£1.2 billion investment has been confirmed for a state-of-the-art supercomputer to improve severe weather and climate forecasting,
Data from the supercomputer will be used to inform Government policy as part of leading the global fight against climate change and meeting net zero emission targets.
Predicting severe weather and the impacts of climate change will be faster and more accurate than ever before, thanks to confirmation of £1.2 billion government funding to develop a state-of-the-art supercomputer, Business and Energy Secretary and COP26 President Alok Sharma announced today (17 February 2020).
Data from this new supercomputer – expected to be the world’s most advanced dedicated to weather and climate – will be used to help more accurately predict storms, select the most suitable locations for flood defences and predict changes to the global climate.

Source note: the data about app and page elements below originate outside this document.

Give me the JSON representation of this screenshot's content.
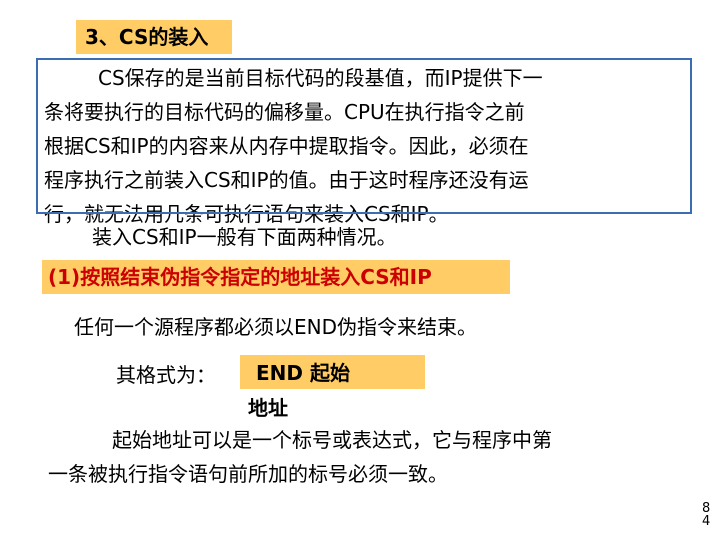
{
  "slide": {
    "section_title": "3、CS的装入",
    "paragraph_lines": [
      "CS保存的是当前目标代码的段基值，而IP提供下一",
      "条将要执行的目标代码的偏移量。CPU在执行指令之前",
      "根据CS和IP的内容来从内存中提取指令。因此，必须在",
      "程序执行之前装入CS和IP的值。由于这时程序还没有运",
      "行，就无法用几条可执行语句来装入CS和IP。"
    ],
    "cases_intro": "装入CS和IP一般有下面两种情况。",
    "case_1_heading": "(1)按照结束伪指令指定的地址装入CS和IP",
    "end_statement": "任何一个源程序都必须以END伪指令来结束。",
    "format_label": "其格式为：",
    "format_line_1": "END  起始",
    "format_line_2": "地址",
    "start_address_lines": [
      "起始地址可以是一个标号或表达式，它与程序中第",
      "一条被执行指令语句前所加的标号必须一致。"
    ],
    "page_number": "84"
  },
  "colors": {
    "highlight": "#ffcc66",
    "box_border": "#3b6db3",
    "heading_red": "#cc0000"
  }
}
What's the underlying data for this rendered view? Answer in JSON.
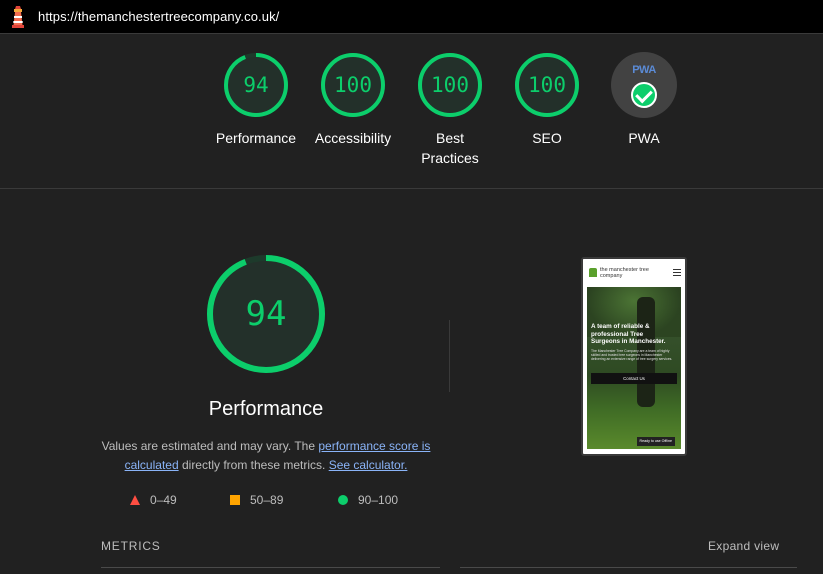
{
  "topbar": {
    "url": "https://themanchestertreecompany.co.uk/",
    "icon": "lighthouse-icon"
  },
  "colors": {
    "pass": "#0cce6b",
    "average": "#ffa400",
    "fail": "#ff4e42",
    "background": "#212121"
  },
  "categories": [
    {
      "label": "Performance",
      "score": 94
    },
    {
      "label": "Accessibility",
      "score": 100
    },
    {
      "label": "Best Practices",
      "score": 100
    },
    {
      "label": "SEO",
      "score": 100
    },
    {
      "label": "PWA",
      "badge": "PWA",
      "icon": "pwa-check-icon"
    }
  ],
  "main": {
    "score": 94,
    "title": "Performance",
    "desc_text_1": "Values are estimated and may vary. The ",
    "desc_link_1": "performance score is calculated",
    "desc_text_2": " directly from these metrics. ",
    "desc_link_2": "See calculator."
  },
  "legend": [
    {
      "range": "0–49",
      "icon": "triangle-icon"
    },
    {
      "range": "50–89",
      "icon": "square-icon"
    },
    {
      "range": "90–100",
      "icon": "circle-icon"
    }
  ],
  "screenshot": {
    "brand": "the manchester tree company",
    "heading": "A team of reliable & professional Tree Surgeons in Manchester.",
    "body": "The Manchester Tree Company are a team of highly skilled and trusted tree surgeons in Manchester delivering an extensive range of tree surgery services.",
    "button": "Contact Us",
    "offline": "Ready to use Offline"
  },
  "metrics": {
    "label": "METRICS",
    "expand": "Expand view"
  }
}
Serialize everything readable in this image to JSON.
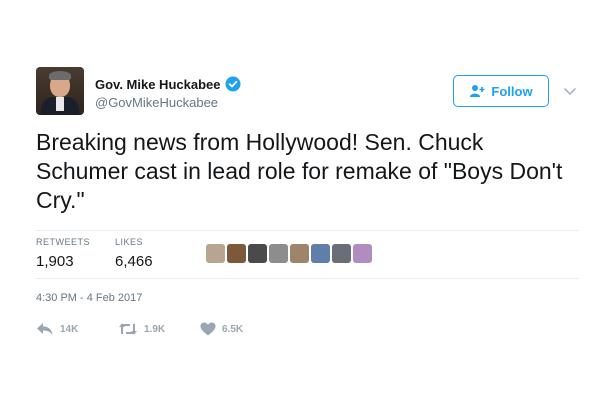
{
  "tweet": {
    "author": {
      "display_name": "Gov. Mike Huckabee",
      "handle": "@GovMikeHuckabee",
      "verified": true
    },
    "follow_label": "Follow",
    "text": "Breaking news from Hollywood!  Sen. Chuck Schumer cast in lead role for remake of \"Boys Don't Cry.\"",
    "stats": {
      "retweets_label": "RETWEETS",
      "retweets_value": "1,903",
      "likes_label": "LIKES",
      "likes_value": "6,466"
    },
    "timestamp": "4:30 PM - 4 Feb 2017",
    "actions": {
      "reply_count": "14K",
      "retweet_count": "1.9K",
      "like_count": "6.5K"
    }
  },
  "colors": {
    "accent": "#1da1f2",
    "text": "#14171a",
    "muted": "#657786",
    "action": "#9aa7b2"
  }
}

The new supercomputer, to be managed by the Met Office, will also be used to help ensure communities can be better prepared for weather disruption.
With the Government announcing its Year of Climate Action, the news further demonstrates the UK is leading by example ahead of hosting UN climate conference COP26, where the world will meet to agree more ambitious action.